Dataset rows for apps and sites
•••

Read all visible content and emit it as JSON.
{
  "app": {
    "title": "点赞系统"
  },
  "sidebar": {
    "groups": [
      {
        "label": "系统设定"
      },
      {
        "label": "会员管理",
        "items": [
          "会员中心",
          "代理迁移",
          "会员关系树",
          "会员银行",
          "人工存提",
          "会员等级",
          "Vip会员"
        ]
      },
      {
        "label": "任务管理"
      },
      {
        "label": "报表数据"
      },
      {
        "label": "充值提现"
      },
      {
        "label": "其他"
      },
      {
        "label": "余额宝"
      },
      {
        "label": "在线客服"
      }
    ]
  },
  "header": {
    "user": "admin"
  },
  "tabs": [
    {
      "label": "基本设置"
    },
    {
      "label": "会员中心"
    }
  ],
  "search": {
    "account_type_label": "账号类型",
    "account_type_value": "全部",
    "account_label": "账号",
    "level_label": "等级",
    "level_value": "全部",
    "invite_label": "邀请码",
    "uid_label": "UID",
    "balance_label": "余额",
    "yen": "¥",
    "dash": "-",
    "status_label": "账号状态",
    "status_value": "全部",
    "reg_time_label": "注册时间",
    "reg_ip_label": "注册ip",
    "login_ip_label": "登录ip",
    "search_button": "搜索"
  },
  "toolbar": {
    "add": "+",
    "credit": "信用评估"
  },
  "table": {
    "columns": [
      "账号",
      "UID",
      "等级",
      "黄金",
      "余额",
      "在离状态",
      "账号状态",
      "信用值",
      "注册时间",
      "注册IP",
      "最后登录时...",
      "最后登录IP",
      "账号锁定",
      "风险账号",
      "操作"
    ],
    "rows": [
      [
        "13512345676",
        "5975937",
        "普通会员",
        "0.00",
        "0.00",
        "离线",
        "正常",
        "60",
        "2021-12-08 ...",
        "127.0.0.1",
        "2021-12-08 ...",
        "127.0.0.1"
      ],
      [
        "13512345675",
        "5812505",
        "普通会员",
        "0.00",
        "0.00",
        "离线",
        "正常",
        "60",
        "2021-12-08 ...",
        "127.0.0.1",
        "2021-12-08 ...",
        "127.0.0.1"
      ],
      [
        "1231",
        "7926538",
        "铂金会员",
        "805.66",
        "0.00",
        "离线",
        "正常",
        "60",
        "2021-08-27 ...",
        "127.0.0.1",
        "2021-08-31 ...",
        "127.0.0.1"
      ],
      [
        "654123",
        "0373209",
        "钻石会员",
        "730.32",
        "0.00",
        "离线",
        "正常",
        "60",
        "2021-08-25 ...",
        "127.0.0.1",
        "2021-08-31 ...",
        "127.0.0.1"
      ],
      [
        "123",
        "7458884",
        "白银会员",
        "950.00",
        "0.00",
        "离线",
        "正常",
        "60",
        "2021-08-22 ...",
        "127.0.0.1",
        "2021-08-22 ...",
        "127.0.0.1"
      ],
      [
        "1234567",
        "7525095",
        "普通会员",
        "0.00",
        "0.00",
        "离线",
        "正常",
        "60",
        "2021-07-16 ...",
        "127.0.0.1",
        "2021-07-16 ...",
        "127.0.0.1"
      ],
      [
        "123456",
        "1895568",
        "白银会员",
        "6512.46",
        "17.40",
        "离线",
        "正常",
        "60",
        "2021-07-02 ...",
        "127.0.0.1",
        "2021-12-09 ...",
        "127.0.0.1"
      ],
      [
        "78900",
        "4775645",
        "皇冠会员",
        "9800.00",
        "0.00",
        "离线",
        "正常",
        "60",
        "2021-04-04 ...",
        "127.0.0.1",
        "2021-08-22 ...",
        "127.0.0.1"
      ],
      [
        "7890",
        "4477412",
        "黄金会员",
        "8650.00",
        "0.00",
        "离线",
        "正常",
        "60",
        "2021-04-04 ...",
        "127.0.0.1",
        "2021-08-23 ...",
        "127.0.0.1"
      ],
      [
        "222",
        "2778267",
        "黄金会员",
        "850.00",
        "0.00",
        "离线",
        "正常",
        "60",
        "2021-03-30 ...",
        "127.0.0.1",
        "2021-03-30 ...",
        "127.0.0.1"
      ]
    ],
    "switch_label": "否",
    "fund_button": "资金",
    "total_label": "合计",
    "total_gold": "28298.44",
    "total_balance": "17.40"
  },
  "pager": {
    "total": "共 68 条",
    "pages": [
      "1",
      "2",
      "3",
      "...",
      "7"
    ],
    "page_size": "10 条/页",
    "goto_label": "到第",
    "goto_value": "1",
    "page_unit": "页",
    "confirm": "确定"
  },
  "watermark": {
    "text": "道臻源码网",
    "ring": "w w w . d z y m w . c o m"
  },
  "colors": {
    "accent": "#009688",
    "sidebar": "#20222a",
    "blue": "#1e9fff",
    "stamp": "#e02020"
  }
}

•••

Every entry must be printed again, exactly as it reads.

Read all visible content and emit it as JSON.
{
  "app": {
    "title": "点赞系统"
  },
  "sidebar": {
    "groups": [
      {
        "label": "系统设定"
      },
      {
        "label": "会员管理",
        "items": [
          "会员中心",
          "代理迁移",
          "会员关系树",
          "会员银行",
          "人工存提",
          "会员等级",
          "Vip会员"
        ]
      },
      {
        "label": "任务管理"
      },
      {
        "label": "报表数据"
      },
      {
        "label": "充值提现"
      },
      {
        "label": "其他"
      },
      {
        "label": "余额宝"
      },
      {
        "label": "在线客服"
      }
    ]
  },
  "header": {
    "user": "admin"
  },
  "tabs": [
    {
      "label": "基本设置"
    },
    {
      "label": "会员中心"
    }
  ],
  "search": {
    "account_type_label": "账号类型",
    "account_type_value": "全部",
    "account_label": "账号",
    "level_label": "等级",
    "level_value": "全部",
    "invite_label": "邀请码",
    "uid_label": "UID",
    "balance_label": "余额",
    "yen": "¥",
    "dash": "-",
    "status_label": "账号状态",
    "status_value": "全部",
    "reg_time_label": "注册时间",
    "reg_ip_label": "注册ip",
    "login_ip_label": "登录ip",
    "search_button": "搜索"
  },
  "toolbar": {
    "add": "+",
    "credit": "信用评估"
  },
  "table": {
    "columns": [
      "账号",
      "UID",
      "等级",
      "黄金",
      "余额",
      "在离状态",
      "账号状态",
      "信用值",
      "注册时间",
      "注册IP",
      "最后登录时...",
      "最后登录IP",
      "账号锁定",
      "风险账号",
      "操作"
    ],
    "rows": [
      [
        "13512345676",
        "5975937",
        "普通会员",
        "0.00",
        "0.00",
        "离线",
        "正常",
        "60",
        "2021-12-08 ...",
        "127.0.0.1",
        "2021-12-08 ...",
        "127.0.0.1"
      ],
      [
        "13512345675",
        "5812505",
        "普通会员",
        "0.00",
        "0.00",
        "离线",
        "正常",
        "60",
        "2021-12-08 ...",
        "127.0.0.1",
        "2021-12-08 ...",
        "127.0.0.1"
      ],
      [
        "1231",
        "7926538",
        "铂金会员",
        "805.66",
        "0.00",
        "离线",
        "正常",
        "60",
        "2021-08-27 ...",
        "127.0.0.1",
        "2021-08-31 ...",
        "127.0.0.1"
      ],
      [
        "654123",
        "0373209",
        "钻石会员",
        "730.32",
        "0.00",
        "离线",
        "正常",
        "60",
        "2021-08-25 ...",
        "127.0.0.1",
        "2021-08-31 ...",
        "127.0.0.1"
      ],
      [
        "123",
        "7458884",
        "白银会员",
        "950.00",
        "0.00",
        "离线",
        "正常",
        "60",
        "2021-08-22 ...",
        "127.0.0.1",
        "2021-08-22 ...",
        "127.0.0.1"
      ],
      [
        "1234567",
        "7525095",
        "普通会员",
        "0.00",
        "0.00",
        "离线",
        "正常",
        "60",
        "2021-07-16 ...",
        "127.0.0.1",
        "2021-07-16 ...",
        "127.0.0.1"
      ],
      [
        "123456",
        "1895568",
        "白银会员",
        "6512.46",
        "17.40",
        "离线",
        "正常",
        "60",
        "2021-07-02 ...",
        "127.0.0.1",
        "2021-12-09 ...",
        "127.0.0.1"
      ],
      [
        "78900",
        "4775645",
        "皇冠会员",
        "9800.00",
        "0.00",
        "离线",
        "正常",
        "60",
        "2021-04-04 ...",
        "127.0.0.1",
        "2021-08-22 ...",
        "127.0.0.1"
      ],
      [
        "7890",
        "4477412",
        "黄金会员",
        "8650.00",
        "0.00",
        "离线",
        "正常",
        "60",
        "2021-04-04 ...",
        "127.0.0.1",
        "2021-08-23 ...",
        "127.0.0.1"
      ],
      [
        "222",
        "2778267",
        "黄金会员",
        "850.00",
        "0.00",
        "离线",
        "正常",
        "60",
        "2021-03-30 ...",
        "127.0.0.1",
        "2021-03-30 ...",
        "127.0.0.1"
      ]
    ],
    "switch_label": "否",
    "fund_button": "资金",
    "total_label": "合计",
    "total_gold": "28298.44",
    "total_balance": "17.40"
  },
  "pager": {
    "total": "共 68 条",
    "pages": [
      "1",
      "2",
      "3",
      "...",
      "7"
    ],
    "page_size": "10 条/页",
    "goto_label": "到第",
    "goto_value": "1",
    "page_unit": "页",
    "confirm": "确定"
  },
  "watermark": {
    "text": "道臻源码网",
    "ring": "w w w . d z y m w . c o m"
  },
  "colors": {
    "accent": "#009688",
    "sidebar": "#20222a",
    "blue": "#1e9fff",
    "stamp": "#e02020"
  }
}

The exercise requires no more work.